The film opens with a voice-over narration, but as an oddity, the narrator is not Doctor Watson. The voice belongs to Scotland Yard inspector Gregson, who takes the place in the story normally held by inspector Lestrade.

A serial killer is at large in London, and Sherlock Holmes is the only one who can stop him. The killer strikes at women, and after the deed is done chops off one of their fingers. The tracks eventually lead to a hypnotists’ club where Holmes and Watson face some serious peril, not to mention the notorious Professor Moriarty.

For the well versed Holmes fan, this is a fairly interesting and novel story. Like many other Rathbone films, it is not based on any of the original Doyle stories. There are some logical holes in the plot, but none glaring enough to take away the enjoyment of watching.

The crew makes good use of low angles and effective lighting, lending a dramatic, almost melodramatic, aspect to many scenes.

This film is best enjoyed for Basil Rathbone’s iconic portrayal of the great detective. There are good reasons why he remained the King of Sherlock Holmes actors for decades. And even though he may have since been dethroned by Jeremy Brett and Benedict Cumberbatch, and perhaps even Robert Downey, Jr., his performance is nevertheless a pure joy to behold.

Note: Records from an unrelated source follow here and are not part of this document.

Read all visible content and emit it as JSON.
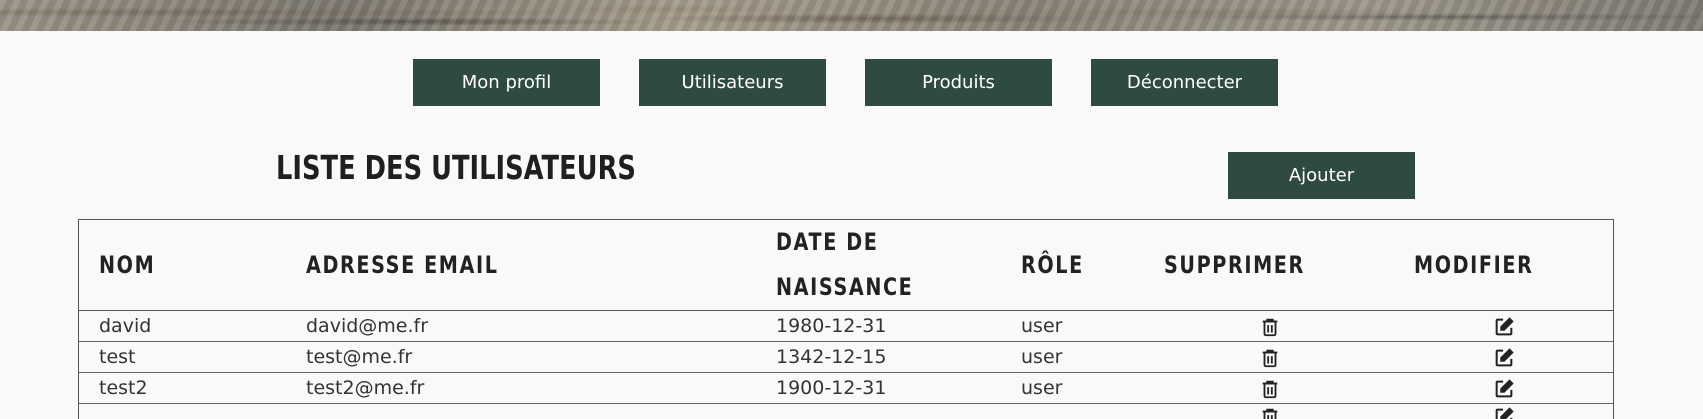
{
  "nav": {
    "items": [
      {
        "label": "Mon profil"
      },
      {
        "label": "Utilisateurs"
      },
      {
        "label": "Produits"
      },
      {
        "label": "Déconnecter"
      }
    ]
  },
  "page": {
    "title": "LISTE DES UTILISATEURS",
    "add_label": "Ajouter"
  },
  "table": {
    "headers": {
      "name": "NOM",
      "email": "ADRESSE EMAIL",
      "birth_line1": "DATE DE",
      "birth_line2": "NAISSANCE",
      "role": "RÔLE",
      "delete": "SUPPRIMER",
      "edit": "MODIFIER"
    },
    "rows": [
      {
        "name": "david",
        "email": "david@me.fr",
        "birth": "1980-12-31",
        "role": "user"
      },
      {
        "name": "test",
        "email": "test@me.fr",
        "birth": "1342-12-15",
        "role": "user"
      },
      {
        "name": "test2",
        "email": "test2@me.fr",
        "birth": "1900-12-31",
        "role": "user"
      }
    ],
    "icons": {
      "delete": "trash-icon",
      "edit": "edit-icon"
    }
  },
  "colors": {
    "button_bg": "#2f4a3f",
    "button_text": "#ffffff",
    "page_bg": "#f9f9f9"
  }
}
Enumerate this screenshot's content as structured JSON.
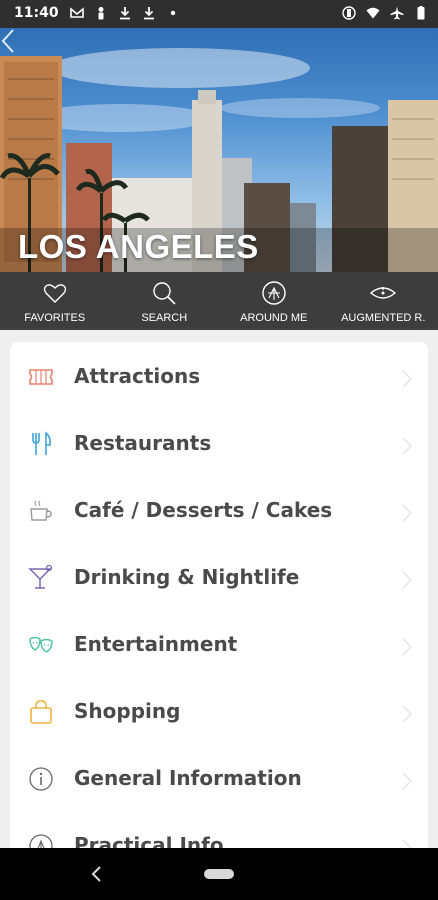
{
  "status_bar": {
    "time": "11:40",
    "left_icons": [
      "gmail-icon",
      "person-icon",
      "download-icon",
      "download-icon",
      "dot-icon"
    ],
    "right_icons": [
      "vibrate-icon",
      "wifi-icon",
      "airplane-icon",
      "battery-icon"
    ]
  },
  "hero": {
    "title": "LOS ANGELES"
  },
  "tabs": [
    {
      "label": "FAVORITES",
      "icon": "heart-icon"
    },
    {
      "label": "SEARCH",
      "icon": "search-icon"
    },
    {
      "label": "AROUND ME",
      "icon": "compass-icon"
    },
    {
      "label": "AUGMENTED R.",
      "icon": "eye-icon"
    }
  ],
  "categories": [
    {
      "label": "Attractions",
      "icon": "ticket-icon",
      "color": "#e8836f"
    },
    {
      "label": "Restaurants",
      "icon": "cutlery-icon",
      "color": "#3fa3d9"
    },
    {
      "label": "Café / Desserts / Cakes",
      "icon": "coffee-icon",
      "color": "#9a9a9a"
    },
    {
      "label": "Drinking & Nightlife",
      "icon": "cocktail-icon",
      "color": "#7b68b0"
    },
    {
      "label": "Entertainment",
      "icon": "masks-icon",
      "color": "#4fc1a6"
    },
    {
      "label": "Shopping",
      "icon": "shopping-bag-icon",
      "color": "#f0b340"
    },
    {
      "label": "General Information",
      "icon": "info-icon",
      "color": "#6a6a6a"
    },
    {
      "label": "Practical Info",
      "icon": "compass-icon",
      "color": "#6a6a6a"
    }
  ]
}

Henry Daniell as Professor Moriarty and Basil Rathbone as Sherlock Holmes in The Woman in Green (1945)

The Woman in Green
Download link
Year: 1945
Running time: 1 h 8 min
Director: Roy William Neill
Stars: Basil Rathbone, Nigel Bruce
Image quality: Good
Resolution: Medium (640×480)
Sound quality: Good
Best file format: MPEG2 (1.2 G)

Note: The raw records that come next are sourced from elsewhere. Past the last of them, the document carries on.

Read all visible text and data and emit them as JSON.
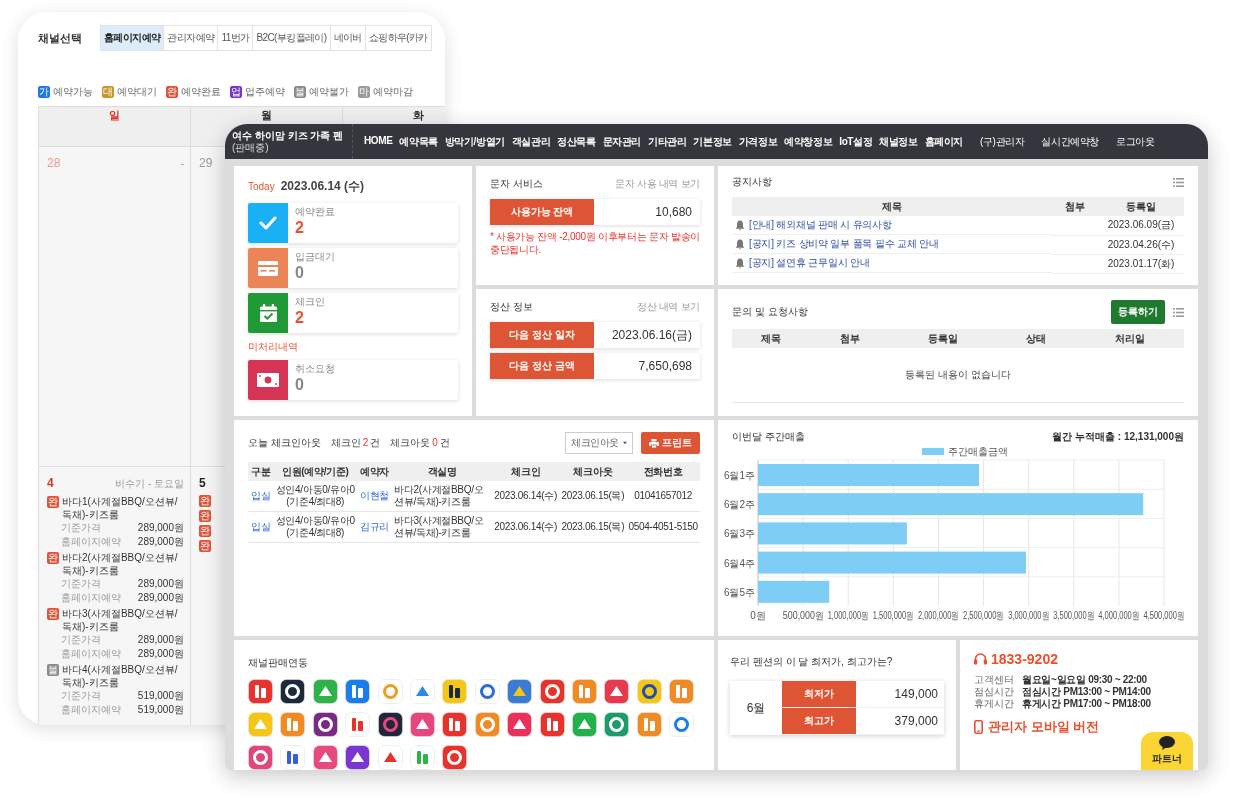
{
  "back_window": {
    "title": "채널선택",
    "tabs": [
      {
        "label": "홈페이지예약",
        "selected": true
      },
      {
        "label": "관리자예약",
        "selected": false
      },
      {
        "label": "11번가",
        "selected": false
      },
      {
        "label": "B2C(부킹플레이)",
        "selected": false
      },
      {
        "label": "네이버",
        "selected": false
      },
      {
        "label": "쇼핑하우(카카",
        "selected": false
      }
    ],
    "legend": [
      {
        "badge": "가",
        "label": "예약가능",
        "color": "#1f78e6"
      },
      {
        "badge": "대",
        "label": "예약대기",
        "color": "#c8962a"
      },
      {
        "badge": "완",
        "label": "예약완료",
        "color": "#e0533a"
      },
      {
        "badge": "업",
        "label": "업주예약",
        "color": "#7b35c9"
      },
      {
        "badge": "불",
        "label": "예약불가",
        "color": "#8a8a8a"
      },
      {
        "badge": "마",
        "label": "예약마감",
        "color": "#9a9a9a"
      }
    ],
    "weekdays": [
      "일",
      "월",
      "화"
    ],
    "weeks": [
      {
        "days": [
          {
            "date": "28",
            "other_month": true,
            "note": "-"
          },
          {
            "date": "29",
            "other_month": true
          }
        ]
      },
      {
        "days": [
          {
            "date": "4",
            "other_month": false,
            "note": "비수기 - 토요일",
            "rooms": [
              {
                "badge": "완",
                "color": "#e0533a",
                "name": "바다1(사계절BBQ/오션뷰/독채)-키즈룸",
                "prices": [
                  {
                    "label": "기준가격",
                    "value": "289,000원"
                  },
                  {
                    "label": "홈페이지예약",
                    "value": "289,000원"
                  }
                ]
              },
              {
                "badge": "완",
                "color": "#e0533a",
                "name": "바다2(사계절BBQ/오션뷰/독채)-키즈룸",
                "prices": [
                  {
                    "label": "기준가격",
                    "value": "289,000원"
                  },
                  {
                    "label": "홈페이지예약",
                    "value": "289,000원"
                  }
                ]
              },
              {
                "badge": "완",
                "color": "#e0533a",
                "name": "바다3(사계절BBQ/오션뷰/독채)-키즈룸",
                "prices": [
                  {
                    "label": "기준가격",
                    "value": "289,000원"
                  },
                  {
                    "label": "홈페이지예약",
                    "value": "289,000원"
                  }
                ]
              },
              {
                "badge": "불",
                "color": "#8a8a8a",
                "name": "바다4(사계절BBQ/오션뷰/독채)-키즈룸",
                "prices": [
                  {
                    "label": "기준가격",
                    "value": "519,000원"
                  },
                  {
                    "label": "홈페이지예약",
                    "value": "519,000원"
                  }
                ]
              }
            ]
          },
          {
            "date": "5",
            "other_month": false,
            "rooms": [
              {
                "badge": "완",
                "color": "#e0533a"
              },
              {
                "badge": "완",
                "color": "#e0533a"
              },
              {
                "badge": "완",
                "color": "#e0533a"
              },
              {
                "badge": "완",
                "color": "#e0533a"
              }
            ]
          }
        ]
      }
    ]
  },
  "header": {
    "brand": "여수 하이맘 키즈 가족 펜",
    "status": "(판매중)",
    "nav": [
      "HOME",
      "예약목록",
      "방막기/방열기",
      "객실관리",
      "정산목록",
      "문자관리",
      "기타관리",
      "기본정보",
      "가격정보",
      "예약창정보",
      "IoT설정",
      "채널정보",
      "홈페이지",
      "(구)관리자",
      "실시간예약창",
      "로그아웃"
    ]
  },
  "today": {
    "label": "Today",
    "date": "2023.06.14 (수)",
    "groups": [
      {
        "cards": [
          {
            "kind": "check",
            "color": "#1ab0f5",
            "label": "예약완료",
            "count": "2",
            "alert": true
          },
          {
            "kind": "card",
            "color": "#eb8558",
            "label": "입금대기",
            "count": "0",
            "alert": false
          },
          {
            "kind": "calendar",
            "color": "#1f9a36",
            "label": "체크인",
            "count": "2",
            "alert": true
          }
        ]
      },
      {
        "title": "미처리내역",
        "cards": [
          {
            "kind": "money",
            "color": "#d63454",
            "label": "취소요청",
            "count": "0",
            "alert": false
          }
        ]
      }
    ]
  },
  "sms": {
    "title": "문자 서비스",
    "link": "문자 사용 내역 보기",
    "rows": [
      {
        "label": "사용가능 잔액",
        "value": "10,680"
      }
    ],
    "note": "* 사용가능 잔액 -2,000원 이후부터는 문자 발송이 중단됩니다."
  },
  "settlement": {
    "title": "정산 정보",
    "link": "정산 내역 보기",
    "rows": [
      {
        "label": "다음 정산 일자",
        "value": "2023.06.16(금)"
      },
      {
        "label": "다음 정산 금액",
        "value": "7,650,698"
      }
    ]
  },
  "notices": {
    "title": "공지사항",
    "columns": [
      "제목",
      "첨부",
      "등록일"
    ],
    "rows": [
      {
        "title": "[안내] 해외채널 판매 시 유의사항",
        "date": "2023.06.09(금)"
      },
      {
        "title": "[공지] 키즈 상비약 일부 품목 필수 교체 안내",
        "date": "2023.04.26(수)"
      },
      {
        "title": "[공지] 설연휴 근무일시 안내",
        "date": "2023.01.17(화)"
      }
    ]
  },
  "inquiries": {
    "title": "문의 및 요청사항",
    "button": "등록하기",
    "columns": [
      "제목",
      "첨부",
      "등록일",
      "상태",
      "처리일"
    ],
    "empty": "등록된 내용이 없습니다"
  },
  "checkins": {
    "title": "오늘 체크인아웃",
    "summary": [
      {
        "label": "체크인",
        "count": "2",
        "unit": "건"
      },
      {
        "label": "체크아웃",
        "count": "0",
        "unit": "건"
      }
    ],
    "filter": "체크인아웃",
    "print": "프린트",
    "columns": [
      "구분",
      "인원(예약/기준)",
      "예약자",
      "객실명",
      "체크인",
      "체크아웃",
      "전화번호"
    ],
    "rows": [
      {
        "type": "입실",
        "people": [
          "성인4/아동0/유아0",
          "(기준4/최대8)"
        ],
        "guest": "이현철",
        "room": "바다2(사계절BBQ/오션뷰/독채)-키즈룸",
        "checkin": "2023.06.14(수)",
        "checkout": "2023.06.15(목)",
        "phone": "01041657012"
      },
      {
        "type": "입실",
        "people": [
          "성인4/아동0/유아0",
          "(기준4/최대8)"
        ],
        "guest": "김규리",
        "room": "바다3(사계절BBQ/오션뷰/독채)-키즈룸",
        "checkin": "2023.06.14(수)",
        "checkout": "2023.06.15(목)",
        "phone": "0504-4051-5150"
      }
    ]
  },
  "sales": {
    "total": "월간 누적매출 : 12,131,000원",
    "chart_data": {
      "type": "bar",
      "orientation": "horizontal",
      "title": "이번달 주간매출",
      "categories": [
        "6월1주",
        "6월2주",
        "6월3주",
        "6월4주",
        "6월5주"
      ],
      "series": [
        {
          "name": "주간매출금액",
          "color": "#7dcdf5",
          "values": [
            2450000,
            4270000,
            1650000,
            2970000,
            790000
          ]
        }
      ],
      "grid": true,
      "xlim": [
        0,
        4500000
      ],
      "xticks": [
        {
          "value": 0,
          "label": "0원"
        },
        {
          "value": 500000,
          "label": "500,000원"
        },
        {
          "value": 1000000,
          "label": "1,000,000원"
        },
        {
          "value": 1500000,
          "label": "1,500,000원"
        },
        {
          "value": 2000000,
          "label": "2,000,000원"
        },
        {
          "value": 2500000,
          "label": "2,500,000원"
        },
        {
          "value": 3000000,
          "label": "3,000,000원"
        },
        {
          "value": 3500000,
          "label": "3,500,000원"
        },
        {
          "value": 4000000,
          "label": "4,000,000원"
        },
        {
          "value": 4500000,
          "label": "4,500,000원"
        }
      ]
    }
  },
  "channels": {
    "title": "채널판매연동"
  },
  "prices": {
    "title": "우리 펜션의 이 달 최저가, 최고가는?",
    "month": "6월",
    "rows": [
      {
        "label": "최저가",
        "value": "149,000"
      },
      {
        "label": "최고가",
        "value": "379,000"
      }
    ]
  },
  "contact": {
    "phone": "1833-9202",
    "hours": [
      {
        "label": "고객센터",
        "value": "월요일~일요일 09:30 ~ 22:00"
      },
      {
        "label": "점심시간",
        "value": "점심시간 PM13:00 ~ PM14:00"
      },
      {
        "label": "휴게시간",
        "value": "휴게시간 PM17:00 ~ PM18:00"
      }
    ],
    "mobile": "관리자 모바일 버전"
  },
  "partner": {
    "label": "파트너"
  }
}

Terror by Night (1946)

As I write this blog’s very first post, it just so happens that tomorrow is the World Book Day. So I thought, what better way to celebrate than to start off with perhaps the most iconic literary character of all time. Sherlock Holmes.

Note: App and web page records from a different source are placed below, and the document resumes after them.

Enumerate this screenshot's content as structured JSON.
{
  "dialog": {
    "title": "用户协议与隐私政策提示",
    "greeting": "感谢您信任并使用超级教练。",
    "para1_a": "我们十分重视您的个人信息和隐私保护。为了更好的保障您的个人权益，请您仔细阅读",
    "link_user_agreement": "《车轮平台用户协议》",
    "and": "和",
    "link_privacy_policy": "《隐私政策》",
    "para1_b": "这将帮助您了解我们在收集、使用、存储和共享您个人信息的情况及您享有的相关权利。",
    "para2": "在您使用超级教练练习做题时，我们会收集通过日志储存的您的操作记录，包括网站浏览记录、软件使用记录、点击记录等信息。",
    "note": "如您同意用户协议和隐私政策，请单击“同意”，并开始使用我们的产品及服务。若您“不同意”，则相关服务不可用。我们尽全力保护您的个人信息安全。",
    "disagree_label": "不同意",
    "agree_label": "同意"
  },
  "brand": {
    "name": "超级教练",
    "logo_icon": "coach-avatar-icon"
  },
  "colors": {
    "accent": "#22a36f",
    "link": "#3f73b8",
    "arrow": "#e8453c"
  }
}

When you think about Sherlock Holmes, perhaps actors like Robert Downey, Benedict Cumberbatch or Jonny Lee Miller come to mind. But they are only the latest few in a very long line of screen Sherlocks. The first one, in fact, is not even known by name. He appeared in a very short and silly film called Sherlock Holmes Baffled (1900).

What actor you favour is a matter of preference, of course. My own vote goes to Jeremy Brett of the 80s and 90s, but before him the undisputed Sherlock for fans all over the world was Basil Rathbone. He did the role no less than fourteen times, defining the almost aristocratic detective that many still associate with the character. Even more important for future interpretations may have been Nigel Bruce’s slightly thick-headed Dr. Watson.

Basil Rathbone and Renee Godfrey in Terror by Night (1946)

The Internet Archive has a good number of Sherlock Holmes features. Perhaps some day I will write about a wonderful little TV series from the 1950s, but today we focus on Rathbone. Five of his Sherlock films are on IA. All are good, but if you want to watch just one, make it Terror by Night from 1946.

While not Rathbone’s most well-known performance, it is certainly a very good one. Holmes is given the task of guarding a valuable diamond during a train journey, and most of the film is set on board the train. An old train with its steam engine and passenger compartments makes a perfect backdrop for a mystery, as has been proven again and again in films such as Hitchcock’s The Lady Vanishes (1938). The shape of the train helps to tighten the plot, since it is impossible to move from point A to point C without passing point B along the way. Good use is made of this dramatic convenience in the film.

Terror by Night is packed with clichés, but quite honestly: How is it possible to make Sherlock Holmes without the clichés? Even the modern interpretations cannot do without them. In this particular case, they are used with such charm and ease that they only serve to raise the film to even higher levels. Rathbone acts cool and in control in a way that is pure joy to behold, and quite a relief from today’s slightly psychotic Sherlocks.

This film is best enjoyed with a large cup of hot Earl Grey tea, and some scones and marmalade.

Basil Rathbone and Nigel Bruce in Terror by Night (1946)

Terror by Night
Download link
Year: 1946
Running time: 58 min
Director: Roy William Neill
Stars: Basil Rathbone, Nigel Bruce
Image quality: Good
Resolution: Medium (720×540)
Sound quality: Good
Best file format: MPEG2 (1.9 G)